● **Provided data**:
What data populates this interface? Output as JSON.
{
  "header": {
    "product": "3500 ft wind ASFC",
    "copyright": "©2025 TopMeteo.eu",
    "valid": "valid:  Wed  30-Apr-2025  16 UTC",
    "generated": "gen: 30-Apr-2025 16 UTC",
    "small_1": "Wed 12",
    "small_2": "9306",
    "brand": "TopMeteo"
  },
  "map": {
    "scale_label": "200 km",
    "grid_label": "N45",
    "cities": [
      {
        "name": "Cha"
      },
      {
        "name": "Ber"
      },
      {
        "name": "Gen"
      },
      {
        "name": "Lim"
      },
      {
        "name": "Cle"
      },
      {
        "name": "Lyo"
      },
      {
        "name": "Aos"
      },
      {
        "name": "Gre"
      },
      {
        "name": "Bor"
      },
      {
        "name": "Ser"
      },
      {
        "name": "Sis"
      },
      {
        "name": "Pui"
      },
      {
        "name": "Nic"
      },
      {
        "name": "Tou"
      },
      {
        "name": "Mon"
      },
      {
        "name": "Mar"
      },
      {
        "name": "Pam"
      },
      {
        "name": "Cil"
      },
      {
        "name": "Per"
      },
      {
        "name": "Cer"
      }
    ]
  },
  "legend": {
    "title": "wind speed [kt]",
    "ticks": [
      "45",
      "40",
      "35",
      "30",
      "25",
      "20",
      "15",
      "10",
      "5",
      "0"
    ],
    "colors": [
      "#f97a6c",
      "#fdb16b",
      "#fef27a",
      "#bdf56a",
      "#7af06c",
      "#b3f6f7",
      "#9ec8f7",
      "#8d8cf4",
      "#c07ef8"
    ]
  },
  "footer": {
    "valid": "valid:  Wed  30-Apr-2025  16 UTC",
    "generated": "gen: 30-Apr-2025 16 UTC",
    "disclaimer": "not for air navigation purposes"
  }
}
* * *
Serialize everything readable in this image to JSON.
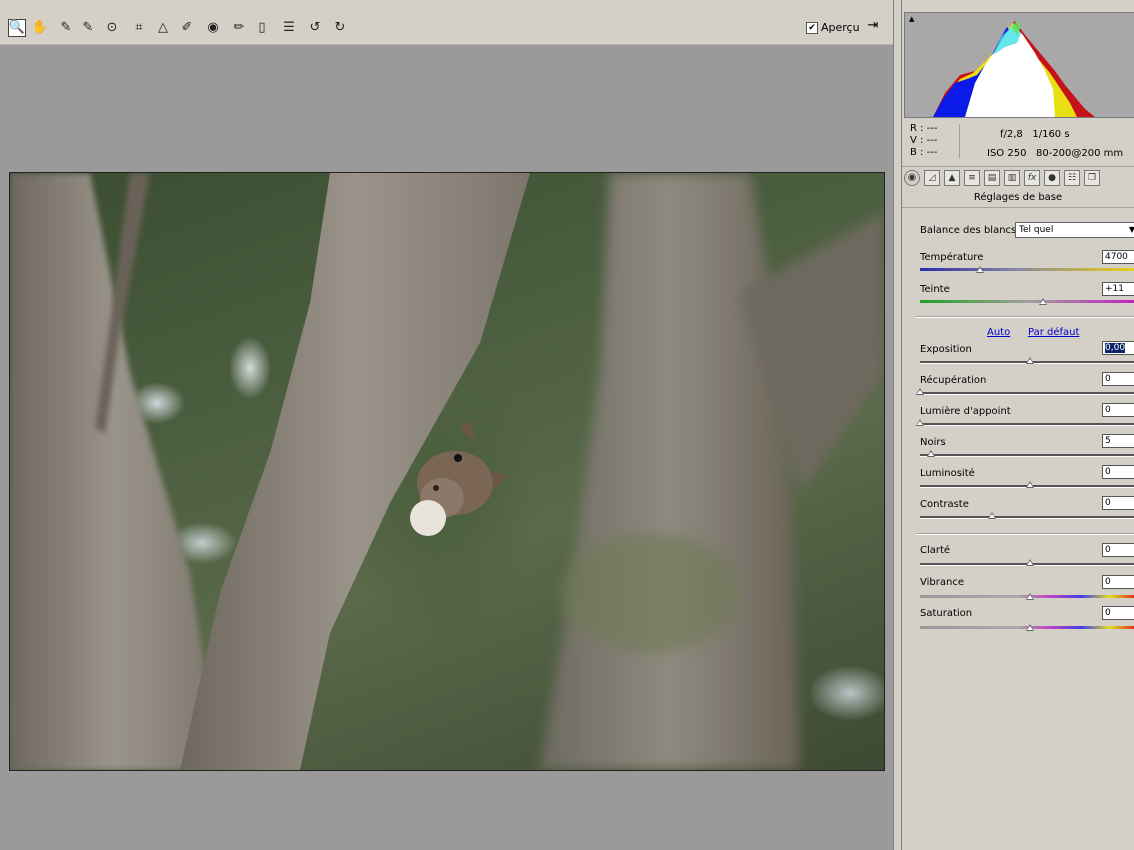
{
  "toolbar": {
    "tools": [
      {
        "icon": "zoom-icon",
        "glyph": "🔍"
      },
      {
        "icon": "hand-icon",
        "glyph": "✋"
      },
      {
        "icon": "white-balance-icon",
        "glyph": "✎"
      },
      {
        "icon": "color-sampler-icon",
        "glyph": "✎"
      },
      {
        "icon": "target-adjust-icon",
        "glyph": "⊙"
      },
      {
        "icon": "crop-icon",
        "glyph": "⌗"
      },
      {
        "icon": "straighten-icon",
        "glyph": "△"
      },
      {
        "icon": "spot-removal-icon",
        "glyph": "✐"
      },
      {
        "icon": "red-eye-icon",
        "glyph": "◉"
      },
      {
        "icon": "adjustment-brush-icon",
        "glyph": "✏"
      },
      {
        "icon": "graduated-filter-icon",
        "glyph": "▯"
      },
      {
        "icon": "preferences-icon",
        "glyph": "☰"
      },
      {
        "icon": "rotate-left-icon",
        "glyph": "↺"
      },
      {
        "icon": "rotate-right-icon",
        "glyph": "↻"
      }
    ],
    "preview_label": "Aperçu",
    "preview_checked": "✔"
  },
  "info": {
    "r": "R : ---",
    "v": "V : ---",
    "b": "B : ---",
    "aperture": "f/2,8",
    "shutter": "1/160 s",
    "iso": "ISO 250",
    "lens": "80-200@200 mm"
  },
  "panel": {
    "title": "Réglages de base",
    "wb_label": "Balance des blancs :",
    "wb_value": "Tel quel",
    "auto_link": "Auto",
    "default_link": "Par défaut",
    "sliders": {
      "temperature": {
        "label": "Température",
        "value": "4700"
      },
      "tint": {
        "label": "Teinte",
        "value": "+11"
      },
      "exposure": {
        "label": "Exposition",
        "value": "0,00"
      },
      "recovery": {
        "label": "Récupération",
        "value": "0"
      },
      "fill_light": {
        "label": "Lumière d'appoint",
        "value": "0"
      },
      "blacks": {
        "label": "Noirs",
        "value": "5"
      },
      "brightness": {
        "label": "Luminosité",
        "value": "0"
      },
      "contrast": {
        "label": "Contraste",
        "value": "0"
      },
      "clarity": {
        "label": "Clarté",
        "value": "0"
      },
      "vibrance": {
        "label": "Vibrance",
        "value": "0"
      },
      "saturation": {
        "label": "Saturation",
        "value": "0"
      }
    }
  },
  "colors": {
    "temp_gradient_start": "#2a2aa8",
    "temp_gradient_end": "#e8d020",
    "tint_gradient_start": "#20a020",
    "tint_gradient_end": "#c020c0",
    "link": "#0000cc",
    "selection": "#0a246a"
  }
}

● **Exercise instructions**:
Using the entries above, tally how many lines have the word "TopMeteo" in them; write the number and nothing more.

● **Answer to the exercise**:
2